Latest research conducted by Dr Raihanah Abdullah has shown that the main cause for abuse in relation to polygamy in Malaysia stems from the lack of understanding on the concept and execution of justice. This has led to a prolonged antagonism and has caused various reactions from the public, especially women’s organisations.
The National Council for Women’s Organi-sations says it is not seeking to abolish polygamy, but opposes the way in which polygamy is being practised.
Issues of enforcement including finding better solutions to ensure justice and welfare for the wives and children need to be addressed.
Researchers have shown that one solution to the problems brought about by polygamy would be strict compliance with the conditions of polygamy based on the true teachings of Islam.
It is the absence of such realisation that has led to various difficulties associated with polygamy.
From the legal perspective, in order to rectify the situation, there is a need to consolidate the laws and to formulate a uniform approach to polygamy. Discrepancies in the law have allowed men, as Gavin Jones puts it: “…to ‘shop around’ and find another state where his application will succeed”.
Although the Government has made efforts to achieve uniformity in the laws for all Malaysian states, unfortunately, the aim was not achieved as when it was finally enforced, the states had discretionally amended several matters in the provisions of the law.
Researchers have shown that lighter penalties and limited jurisdiction between states also contribute to the inability to put a stop to the contravention of these laws.
The imposition of a minimum fine of RM1,000 and mandatory imprisonment ranging from as short as one month to a year should be imposed on offenders.
However, this view has also been objected to. It is argued that mandatory imprisonment would not solve the problem but instead aggravate it, as these men would not be able to maintain their families while serving prison time.
Aside from that, a more detailed review in deciding polygamy applications should also be made.
Judges should also play a more proactive role in ensuring that an applicant is truly capable of being fair before allowing his application. The views of existing wives should also be taken into consideration.
Besides educating the existing wife on her rights in a polygamous union, she should also be facilitated in making claims for maintenance against her husband should he fail to provide for her.
This should be done without the wife having to file an application for maintenance but be ordered by the judge during her husband’s application for polygamy.
A review of the law on the amount of maintenance – which had been abolished earlier – should be reintroduced.
There should also be provisions to prohibit husbands from changing the economic status of the existing wife and children.
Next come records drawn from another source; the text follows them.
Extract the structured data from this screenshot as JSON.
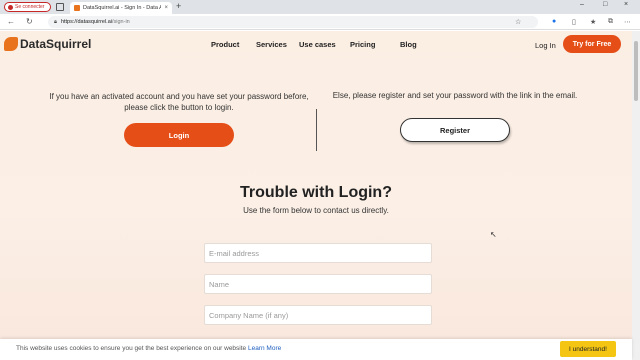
{
  "browser": {
    "profile_label": "Se connecter",
    "tab_title": "DataSquirrel.ai - Sign In - Data Analysis",
    "tab_close": "×",
    "new_tab": "+",
    "url_host": "https://datasquirrel.ai",
    "url_path": "/sign-in",
    "window_controls": [
      "–",
      "□",
      "×"
    ]
  },
  "site": {
    "logo_text": "DataSquirrel",
    "nav": [
      "Product",
      "Services",
      "Use cases",
      "Pricing",
      "Blog"
    ],
    "login_link": "Log In",
    "try_button": "Try for Free"
  },
  "signin": {
    "left_text": "If you have an activated account and you have set your password before, please click the button to login.",
    "login_button": "Login",
    "right_text": "Else, please register and set your password with the link in the email.",
    "register_button": "Register"
  },
  "trouble": {
    "heading": "Trouble with Login?",
    "subheading": "Use the form below to contact us directly.",
    "email_placeholder": "E-mail address",
    "name_placeholder": "Name",
    "company_placeholder": "Company Name (if any)"
  },
  "cookie": {
    "message": "This website uses cookies to ensure you get the best experience on our website",
    "learn_more": "Learn More",
    "button": "I understand!"
  },
  "colors": {
    "accent": "#e54e17",
    "cookie_button": "#f4c613"
  }
}
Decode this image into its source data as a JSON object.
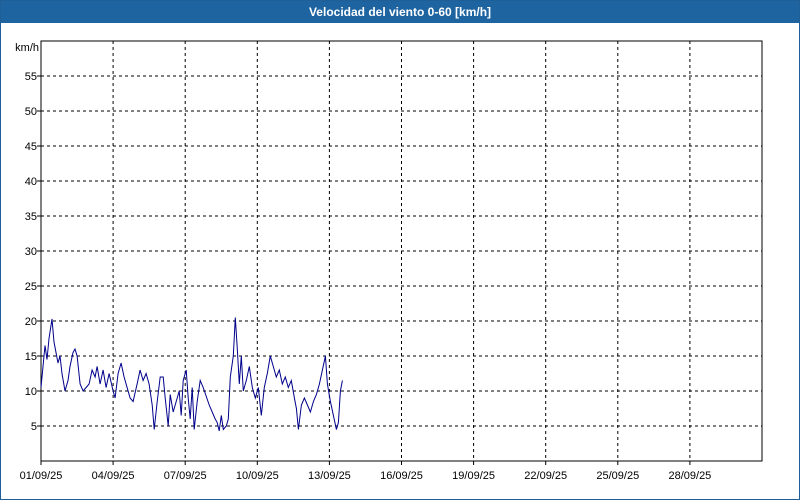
{
  "window": {
    "title": "Velocidad del viento 0-60 [km/h]"
  },
  "chart_data": {
    "type": "line",
    "title": "Velocidad del viento 0-60 [km/h]",
    "ylabel": "km/h",
    "xlabel": "",
    "ylim": [
      0,
      60
    ],
    "x_domain": [
      "2025-09-01",
      "2025-10-01"
    ],
    "y_ticks": [
      5,
      10,
      15,
      20,
      25,
      30,
      35,
      40,
      45,
      50,
      55
    ],
    "x_tick_labels": [
      "01/09/25",
      "04/09/25",
      "07/09/25",
      "10/09/25",
      "13/09/25",
      "16/09/25",
      "19/09/25",
      "22/09/25",
      "25/09/25",
      "28/09/25"
    ],
    "x_tick_dates": [
      "2025-09-01",
      "2025-09-04",
      "2025-09-07",
      "2025-09-10",
      "2025-09-13",
      "2025-09-16",
      "2025-09-19",
      "2025-09-22",
      "2025-09-25",
      "2025-09-28"
    ],
    "grid": true,
    "line_color": "#00008b",
    "series": [
      {
        "values": [
          [
            "2025-09-01 00:00",
            10.5
          ],
          [
            "2025-09-01 02:00",
            13.5
          ],
          [
            "2025-09-01 04:00",
            16.5
          ],
          [
            "2025-09-01 06:00",
            14.5
          ],
          [
            "2025-09-01 08:00",
            17.5
          ],
          [
            "2025-09-01 11:00",
            20.3
          ],
          [
            "2025-09-01 13:00",
            17.0
          ],
          [
            "2025-09-01 15:00",
            15.5
          ],
          [
            "2025-09-01 17:00",
            14.0
          ],
          [
            "2025-09-01 19:00",
            15.0
          ],
          [
            "2025-09-01 21:00",
            12.5
          ],
          [
            "2025-09-02 00:00",
            10.0
          ],
          [
            "2025-09-02 03:00",
            11.5
          ],
          [
            "2025-09-02 05:00",
            13.5
          ],
          [
            "2025-09-02 08:00",
            15.5
          ],
          [
            "2025-09-02 10:00",
            16.0
          ],
          [
            "2025-09-02 12:00",
            15.0
          ],
          [
            "2025-09-02 15:00",
            11.0
          ],
          [
            "2025-09-02 18:00",
            10.0
          ],
          [
            "2025-09-02 21:00",
            10.5
          ],
          [
            "2025-09-03 00:00",
            11.0
          ],
          [
            "2025-09-03 03:00",
            13.0
          ],
          [
            "2025-09-03 06:00",
            12.0
          ],
          [
            "2025-09-03 08:00",
            13.5
          ],
          [
            "2025-09-03 11:00",
            11.0
          ],
          [
            "2025-09-03 14:00",
            13.0
          ],
          [
            "2025-09-03 17:00",
            10.5
          ],
          [
            "2025-09-03 20:00",
            12.5
          ],
          [
            "2025-09-04 00:00",
            10.0
          ],
          [
            "2025-09-04 02:00",
            9.0
          ],
          [
            "2025-09-04 05:00",
            12.5
          ],
          [
            "2025-09-04 08:00",
            14.0
          ],
          [
            "2025-09-04 11:00",
            12.0
          ],
          [
            "2025-09-04 14:00",
            10.5
          ],
          [
            "2025-09-04 17:00",
            9.0
          ],
          [
            "2025-09-04 20:00",
            8.5
          ],
          [
            "2025-09-05 00:00",
            11.0
          ],
          [
            "2025-09-05 03:00",
            13.0
          ],
          [
            "2025-09-05 06:00",
            11.5
          ],
          [
            "2025-09-05 09:00",
            12.5
          ],
          [
            "2025-09-05 12:00",
            11.0
          ],
          [
            "2025-09-05 15:00",
            8.0
          ],
          [
            "2025-09-05 17:00",
            4.5
          ],
          [
            "2025-09-05 20:00",
            8.5
          ],
          [
            "2025-09-05 23:00",
            12.0
          ],
          [
            "2025-09-06 02:00",
            12.0
          ],
          [
            "2025-09-06 04:00",
            9.0
          ],
          [
            "2025-09-06 07:00",
            5.0
          ],
          [
            "2025-09-06 09:00",
            9.5
          ],
          [
            "2025-09-06 12:00",
            7.0
          ],
          [
            "2025-09-06 15:00",
            8.5
          ],
          [
            "2025-09-06 18:00",
            10.0
          ],
          [
            "2025-09-06 20:00",
            6.5
          ],
          [
            "2025-09-06 22:00",
            11.5
          ],
          [
            "2025-09-07 01:00",
            13.0
          ],
          [
            "2025-09-07 03:00",
            9.0
          ],
          [
            "2025-09-07 05:00",
            6.0
          ],
          [
            "2025-09-07 07:00",
            10.5
          ],
          [
            "2025-09-07 09:00",
            4.5
          ],
          [
            "2025-09-07 12:00",
            8.5
          ],
          [
            "2025-09-07 15:00",
            11.5
          ],
          [
            "2025-09-07 18:00",
            10.5
          ],
          [
            "2025-09-08 00:00",
            8.0
          ],
          [
            "2025-09-08 03:00",
            7.0
          ],
          [
            "2025-09-08 06:00",
            6.0
          ],
          [
            "2025-09-08 08:00",
            5.5
          ],
          [
            "2025-09-08 10:00",
            4.3
          ],
          [
            "2025-09-08 12:00",
            6.5
          ],
          [
            "2025-09-08 14:00",
            4.5
          ],
          [
            "2025-09-08 17:00",
            5.0
          ],
          [
            "2025-09-08 19:00",
            6.0
          ],
          [
            "2025-09-08 21:00",
            12.0
          ],
          [
            "2025-09-09 00:00",
            15.0
          ],
          [
            "2025-09-09 02:00",
            20.5
          ],
          [
            "2025-09-09 04:00",
            16.0
          ],
          [
            "2025-09-09 06:00",
            11.0
          ],
          [
            "2025-09-09 08:00",
            15.0
          ],
          [
            "2025-09-09 10:00",
            10.0
          ],
          [
            "2025-09-09 13:00",
            11.5
          ],
          [
            "2025-09-09 16:00",
            13.5
          ],
          [
            "2025-09-09 19:00",
            10.5
          ],
          [
            "2025-09-09 22:00",
            9.0
          ],
          [
            "2025-09-10 01:00",
            10.5
          ],
          [
            "2025-09-10 04:00",
            6.5
          ],
          [
            "2025-09-10 07:00",
            10.5
          ],
          [
            "2025-09-10 10:00",
            12.5
          ],
          [
            "2025-09-10 13:00",
            15.0
          ],
          [
            "2025-09-10 16:00",
            13.5
          ],
          [
            "2025-09-10 19:00",
            12.0
          ],
          [
            "2025-09-10 22:00",
            13.0
          ],
          [
            "2025-09-11 01:00",
            11.0
          ],
          [
            "2025-09-11 04:00",
            12.0
          ],
          [
            "2025-09-11 07:00",
            10.5
          ],
          [
            "2025-09-11 10:00",
            11.5
          ],
          [
            "2025-09-11 13:00",
            9.0
          ],
          [
            "2025-09-11 15:00",
            7.5
          ],
          [
            "2025-09-11 17:00",
            4.5
          ],
          [
            "2025-09-11 20:00",
            8.0
          ],
          [
            "2025-09-11 23:00",
            9.0
          ],
          [
            "2025-09-12 02:00",
            8.0
          ],
          [
            "2025-09-12 05:00",
            7.0
          ],
          [
            "2025-09-12 08:00",
            8.5
          ],
          [
            "2025-09-12 11:00",
            9.5
          ],
          [
            "2025-09-12 14:00",
            11.0
          ],
          [
            "2025-09-12 17:00",
            13.0
          ],
          [
            "2025-09-12 20:00",
            15.0
          ],
          [
            "2025-09-12 22:00",
            11.0
          ],
          [
            "2025-09-13 01:00",
            8.5
          ],
          [
            "2025-09-13 04:00",
            6.5
          ],
          [
            "2025-09-13 07:00",
            4.5
          ],
          [
            "2025-09-13 09:00",
            5.5
          ],
          [
            "2025-09-13 11:00",
            10.0
          ],
          [
            "2025-09-13 13:00",
            11.5
          ]
        ]
      }
    ]
  }
}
There is also a need to expedite enforcement of other rights as well, such as claims for jointly acquired property.
It would be extremely unfair for the wife, who has worked equally hard as her husband, to suddenly share not only her husband, but also their property, with another woman.
These proposals are being looked into by the relevant authorities and some have been included among the amendments to the Islamic Family Law Bill said to be soon tabled in Parliament.
However, one should remember that the law has limitations, especially in matters relating to the heart.